→ **Assignment**:
For the word "time", search the records and show each line in which it occurs.

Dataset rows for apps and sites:

-----

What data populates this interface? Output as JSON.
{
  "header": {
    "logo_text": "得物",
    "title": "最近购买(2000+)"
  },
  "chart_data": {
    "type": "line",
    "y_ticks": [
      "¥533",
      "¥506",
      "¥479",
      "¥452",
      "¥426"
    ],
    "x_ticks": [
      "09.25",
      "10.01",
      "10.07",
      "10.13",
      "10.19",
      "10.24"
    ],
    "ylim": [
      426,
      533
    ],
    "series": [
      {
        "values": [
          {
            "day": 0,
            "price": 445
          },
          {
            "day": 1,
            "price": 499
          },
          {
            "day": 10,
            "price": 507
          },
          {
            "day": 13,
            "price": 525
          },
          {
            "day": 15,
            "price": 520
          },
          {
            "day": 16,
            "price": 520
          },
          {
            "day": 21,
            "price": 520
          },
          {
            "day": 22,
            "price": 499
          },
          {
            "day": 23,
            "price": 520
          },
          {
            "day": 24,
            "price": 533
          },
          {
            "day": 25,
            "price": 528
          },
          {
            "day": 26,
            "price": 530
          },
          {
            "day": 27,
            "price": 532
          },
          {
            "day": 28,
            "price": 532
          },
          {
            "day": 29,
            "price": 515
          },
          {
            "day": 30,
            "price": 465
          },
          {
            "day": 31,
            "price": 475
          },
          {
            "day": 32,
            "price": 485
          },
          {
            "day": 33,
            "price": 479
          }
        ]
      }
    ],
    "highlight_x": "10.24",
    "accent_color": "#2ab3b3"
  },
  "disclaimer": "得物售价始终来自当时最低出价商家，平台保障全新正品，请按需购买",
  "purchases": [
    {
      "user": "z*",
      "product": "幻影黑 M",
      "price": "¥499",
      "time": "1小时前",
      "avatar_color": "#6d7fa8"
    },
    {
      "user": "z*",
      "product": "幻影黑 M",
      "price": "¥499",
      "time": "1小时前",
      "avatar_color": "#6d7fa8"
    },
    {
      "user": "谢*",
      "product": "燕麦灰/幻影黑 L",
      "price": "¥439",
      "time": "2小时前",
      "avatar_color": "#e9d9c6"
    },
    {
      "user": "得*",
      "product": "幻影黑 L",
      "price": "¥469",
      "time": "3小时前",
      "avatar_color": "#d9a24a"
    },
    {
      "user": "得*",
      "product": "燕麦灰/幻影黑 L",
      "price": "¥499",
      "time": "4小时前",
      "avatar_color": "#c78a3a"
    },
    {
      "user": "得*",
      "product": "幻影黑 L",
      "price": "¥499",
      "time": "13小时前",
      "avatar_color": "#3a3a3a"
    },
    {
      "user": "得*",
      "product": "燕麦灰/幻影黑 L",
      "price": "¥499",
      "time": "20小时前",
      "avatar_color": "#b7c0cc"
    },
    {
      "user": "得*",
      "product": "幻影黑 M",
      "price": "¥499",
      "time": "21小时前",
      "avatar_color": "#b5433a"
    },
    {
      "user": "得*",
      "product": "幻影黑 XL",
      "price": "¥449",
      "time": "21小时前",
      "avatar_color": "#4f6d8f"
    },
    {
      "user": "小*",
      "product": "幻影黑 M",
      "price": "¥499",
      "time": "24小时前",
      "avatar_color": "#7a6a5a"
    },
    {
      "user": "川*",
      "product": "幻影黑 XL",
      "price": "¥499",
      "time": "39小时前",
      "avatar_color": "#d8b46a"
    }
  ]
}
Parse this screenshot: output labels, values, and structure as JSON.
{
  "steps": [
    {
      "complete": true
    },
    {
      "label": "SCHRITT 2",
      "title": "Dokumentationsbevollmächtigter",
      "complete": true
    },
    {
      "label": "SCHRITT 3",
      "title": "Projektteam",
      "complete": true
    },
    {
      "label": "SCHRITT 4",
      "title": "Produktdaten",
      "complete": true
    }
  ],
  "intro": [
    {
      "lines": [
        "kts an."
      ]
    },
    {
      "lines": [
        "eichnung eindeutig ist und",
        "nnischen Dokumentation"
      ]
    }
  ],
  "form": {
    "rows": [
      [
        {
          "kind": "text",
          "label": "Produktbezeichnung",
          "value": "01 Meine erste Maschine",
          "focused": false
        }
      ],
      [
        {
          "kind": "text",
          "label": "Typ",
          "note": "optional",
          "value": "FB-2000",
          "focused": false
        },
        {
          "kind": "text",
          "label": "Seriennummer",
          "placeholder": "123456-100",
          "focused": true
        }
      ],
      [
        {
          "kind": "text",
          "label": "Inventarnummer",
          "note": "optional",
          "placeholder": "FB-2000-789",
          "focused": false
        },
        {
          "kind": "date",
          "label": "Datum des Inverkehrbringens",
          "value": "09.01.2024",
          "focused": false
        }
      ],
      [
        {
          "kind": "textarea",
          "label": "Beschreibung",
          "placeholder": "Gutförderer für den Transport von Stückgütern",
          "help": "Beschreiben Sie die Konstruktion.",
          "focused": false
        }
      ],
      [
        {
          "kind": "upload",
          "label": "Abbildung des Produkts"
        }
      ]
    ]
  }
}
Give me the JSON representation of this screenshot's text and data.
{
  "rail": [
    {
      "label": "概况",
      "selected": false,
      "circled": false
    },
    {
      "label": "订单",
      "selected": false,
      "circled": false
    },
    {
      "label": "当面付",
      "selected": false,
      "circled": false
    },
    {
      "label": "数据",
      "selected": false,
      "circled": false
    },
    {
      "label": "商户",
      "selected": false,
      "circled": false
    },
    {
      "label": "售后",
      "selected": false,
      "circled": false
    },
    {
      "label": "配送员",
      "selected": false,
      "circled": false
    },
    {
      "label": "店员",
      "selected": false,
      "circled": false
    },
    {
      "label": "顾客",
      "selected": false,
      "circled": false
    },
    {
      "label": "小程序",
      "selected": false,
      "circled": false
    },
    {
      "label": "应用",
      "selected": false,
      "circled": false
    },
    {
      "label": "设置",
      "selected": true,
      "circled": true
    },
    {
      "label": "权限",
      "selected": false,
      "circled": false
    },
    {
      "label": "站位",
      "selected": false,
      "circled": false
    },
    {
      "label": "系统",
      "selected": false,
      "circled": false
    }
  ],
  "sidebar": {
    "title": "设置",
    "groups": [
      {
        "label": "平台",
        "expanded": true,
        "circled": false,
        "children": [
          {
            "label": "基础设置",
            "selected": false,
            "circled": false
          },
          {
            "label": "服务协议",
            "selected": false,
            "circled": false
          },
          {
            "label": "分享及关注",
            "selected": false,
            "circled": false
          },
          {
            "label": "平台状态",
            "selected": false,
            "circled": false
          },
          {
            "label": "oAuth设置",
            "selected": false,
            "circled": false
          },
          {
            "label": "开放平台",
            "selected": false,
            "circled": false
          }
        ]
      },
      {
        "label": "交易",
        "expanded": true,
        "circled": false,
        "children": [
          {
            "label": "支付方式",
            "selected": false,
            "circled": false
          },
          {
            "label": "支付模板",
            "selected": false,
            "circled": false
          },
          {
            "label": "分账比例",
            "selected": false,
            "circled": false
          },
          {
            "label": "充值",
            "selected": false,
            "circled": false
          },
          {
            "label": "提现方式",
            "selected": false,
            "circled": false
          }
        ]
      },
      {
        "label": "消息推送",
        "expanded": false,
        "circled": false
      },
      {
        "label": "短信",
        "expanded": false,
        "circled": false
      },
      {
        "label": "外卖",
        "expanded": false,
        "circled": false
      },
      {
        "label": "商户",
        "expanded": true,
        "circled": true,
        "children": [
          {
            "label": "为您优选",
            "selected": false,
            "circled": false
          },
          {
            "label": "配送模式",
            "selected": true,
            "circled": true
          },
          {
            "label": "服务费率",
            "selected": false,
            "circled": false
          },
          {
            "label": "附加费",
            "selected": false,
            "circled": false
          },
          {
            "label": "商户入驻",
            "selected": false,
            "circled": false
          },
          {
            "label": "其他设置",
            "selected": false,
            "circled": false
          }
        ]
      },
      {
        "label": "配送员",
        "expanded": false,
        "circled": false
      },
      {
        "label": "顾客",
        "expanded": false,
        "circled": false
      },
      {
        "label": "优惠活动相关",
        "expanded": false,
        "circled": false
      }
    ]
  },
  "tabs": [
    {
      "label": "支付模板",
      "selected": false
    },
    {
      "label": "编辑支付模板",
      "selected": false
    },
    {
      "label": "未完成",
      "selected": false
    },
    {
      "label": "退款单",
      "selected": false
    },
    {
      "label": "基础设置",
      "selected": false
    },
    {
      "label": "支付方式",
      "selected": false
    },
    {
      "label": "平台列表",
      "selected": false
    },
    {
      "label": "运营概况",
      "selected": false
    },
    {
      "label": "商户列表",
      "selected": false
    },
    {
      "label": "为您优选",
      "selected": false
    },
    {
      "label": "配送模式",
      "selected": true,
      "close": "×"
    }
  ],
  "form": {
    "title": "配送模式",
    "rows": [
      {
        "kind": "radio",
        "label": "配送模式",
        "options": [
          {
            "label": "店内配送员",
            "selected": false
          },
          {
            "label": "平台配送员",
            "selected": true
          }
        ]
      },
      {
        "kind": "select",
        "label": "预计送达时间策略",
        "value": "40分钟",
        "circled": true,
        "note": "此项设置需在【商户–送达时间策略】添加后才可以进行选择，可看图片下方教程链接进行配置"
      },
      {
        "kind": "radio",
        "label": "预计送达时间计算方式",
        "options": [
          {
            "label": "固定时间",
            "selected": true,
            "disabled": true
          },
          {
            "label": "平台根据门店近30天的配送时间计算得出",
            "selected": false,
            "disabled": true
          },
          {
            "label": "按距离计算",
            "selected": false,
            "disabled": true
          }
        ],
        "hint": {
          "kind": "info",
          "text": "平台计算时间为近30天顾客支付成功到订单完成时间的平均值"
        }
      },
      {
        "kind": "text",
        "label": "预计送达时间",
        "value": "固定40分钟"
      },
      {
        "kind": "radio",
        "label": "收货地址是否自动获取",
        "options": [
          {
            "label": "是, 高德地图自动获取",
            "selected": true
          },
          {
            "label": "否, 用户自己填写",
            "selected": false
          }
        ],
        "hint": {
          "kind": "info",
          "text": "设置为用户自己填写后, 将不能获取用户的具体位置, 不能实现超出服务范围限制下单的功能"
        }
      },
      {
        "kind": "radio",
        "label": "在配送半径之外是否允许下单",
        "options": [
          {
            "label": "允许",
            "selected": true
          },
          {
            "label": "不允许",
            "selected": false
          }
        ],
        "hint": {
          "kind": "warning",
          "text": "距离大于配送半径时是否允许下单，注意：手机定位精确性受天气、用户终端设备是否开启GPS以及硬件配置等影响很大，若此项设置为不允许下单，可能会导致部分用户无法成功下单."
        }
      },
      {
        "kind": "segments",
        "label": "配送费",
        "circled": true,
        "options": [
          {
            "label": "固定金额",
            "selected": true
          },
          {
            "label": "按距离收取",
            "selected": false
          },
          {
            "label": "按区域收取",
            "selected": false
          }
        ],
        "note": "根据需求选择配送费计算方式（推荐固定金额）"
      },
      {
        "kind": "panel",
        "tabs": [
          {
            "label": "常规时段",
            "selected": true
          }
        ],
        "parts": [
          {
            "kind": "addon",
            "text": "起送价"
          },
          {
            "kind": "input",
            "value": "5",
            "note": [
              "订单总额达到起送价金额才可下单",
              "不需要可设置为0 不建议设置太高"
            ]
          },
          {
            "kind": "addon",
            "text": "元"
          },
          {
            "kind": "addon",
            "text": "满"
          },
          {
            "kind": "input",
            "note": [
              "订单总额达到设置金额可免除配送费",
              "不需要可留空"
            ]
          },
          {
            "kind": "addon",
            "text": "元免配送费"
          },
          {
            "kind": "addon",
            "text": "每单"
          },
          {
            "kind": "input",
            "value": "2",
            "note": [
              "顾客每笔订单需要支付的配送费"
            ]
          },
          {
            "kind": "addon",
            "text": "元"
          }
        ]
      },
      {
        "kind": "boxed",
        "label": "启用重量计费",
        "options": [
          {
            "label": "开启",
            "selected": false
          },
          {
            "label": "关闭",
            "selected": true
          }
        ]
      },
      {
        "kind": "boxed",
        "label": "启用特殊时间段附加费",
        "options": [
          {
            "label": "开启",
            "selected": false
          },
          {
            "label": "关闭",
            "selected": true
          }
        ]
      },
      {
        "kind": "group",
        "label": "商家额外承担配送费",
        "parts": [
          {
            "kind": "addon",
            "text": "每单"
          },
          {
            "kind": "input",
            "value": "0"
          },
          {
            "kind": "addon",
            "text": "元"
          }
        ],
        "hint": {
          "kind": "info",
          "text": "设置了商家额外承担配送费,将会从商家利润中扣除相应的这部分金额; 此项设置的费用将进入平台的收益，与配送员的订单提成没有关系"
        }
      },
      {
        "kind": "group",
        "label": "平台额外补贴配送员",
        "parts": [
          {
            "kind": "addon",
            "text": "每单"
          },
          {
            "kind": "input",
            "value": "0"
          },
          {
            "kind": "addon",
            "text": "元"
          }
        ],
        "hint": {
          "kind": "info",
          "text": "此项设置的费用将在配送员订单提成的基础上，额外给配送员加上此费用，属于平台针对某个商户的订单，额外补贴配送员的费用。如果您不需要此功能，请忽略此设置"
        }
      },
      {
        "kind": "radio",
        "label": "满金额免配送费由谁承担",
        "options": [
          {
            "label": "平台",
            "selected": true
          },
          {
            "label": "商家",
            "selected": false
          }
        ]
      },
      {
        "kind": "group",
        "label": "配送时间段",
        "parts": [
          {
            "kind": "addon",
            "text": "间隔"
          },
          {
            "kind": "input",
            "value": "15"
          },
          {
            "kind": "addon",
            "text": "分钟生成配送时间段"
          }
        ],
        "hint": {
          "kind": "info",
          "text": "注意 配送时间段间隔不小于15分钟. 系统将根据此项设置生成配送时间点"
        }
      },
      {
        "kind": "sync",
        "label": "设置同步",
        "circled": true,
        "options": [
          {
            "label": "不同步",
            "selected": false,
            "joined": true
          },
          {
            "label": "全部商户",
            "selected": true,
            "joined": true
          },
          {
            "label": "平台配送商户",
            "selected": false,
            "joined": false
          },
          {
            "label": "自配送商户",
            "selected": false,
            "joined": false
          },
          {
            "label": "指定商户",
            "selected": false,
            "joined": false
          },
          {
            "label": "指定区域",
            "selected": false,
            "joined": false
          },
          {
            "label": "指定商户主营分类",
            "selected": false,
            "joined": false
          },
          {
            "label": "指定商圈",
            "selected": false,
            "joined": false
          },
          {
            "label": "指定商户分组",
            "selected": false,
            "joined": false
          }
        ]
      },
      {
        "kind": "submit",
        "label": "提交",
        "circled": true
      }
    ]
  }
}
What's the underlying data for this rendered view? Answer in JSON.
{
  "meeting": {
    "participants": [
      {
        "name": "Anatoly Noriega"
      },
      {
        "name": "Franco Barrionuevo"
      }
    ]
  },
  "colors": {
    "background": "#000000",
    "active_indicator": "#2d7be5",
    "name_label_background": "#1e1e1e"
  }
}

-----

→ **Answer box**:
      "time": "1小时前",
      "time": "1小时前",
      "time": "2小时前",
      "time": "3小时前",
      "time": "4小时前",
      "time": "13小时前",
      "time": "20小时前",
      "time": "21小时前",
      "time": "21小时前",
      "time": "24小时前",
      "time": "39小时前",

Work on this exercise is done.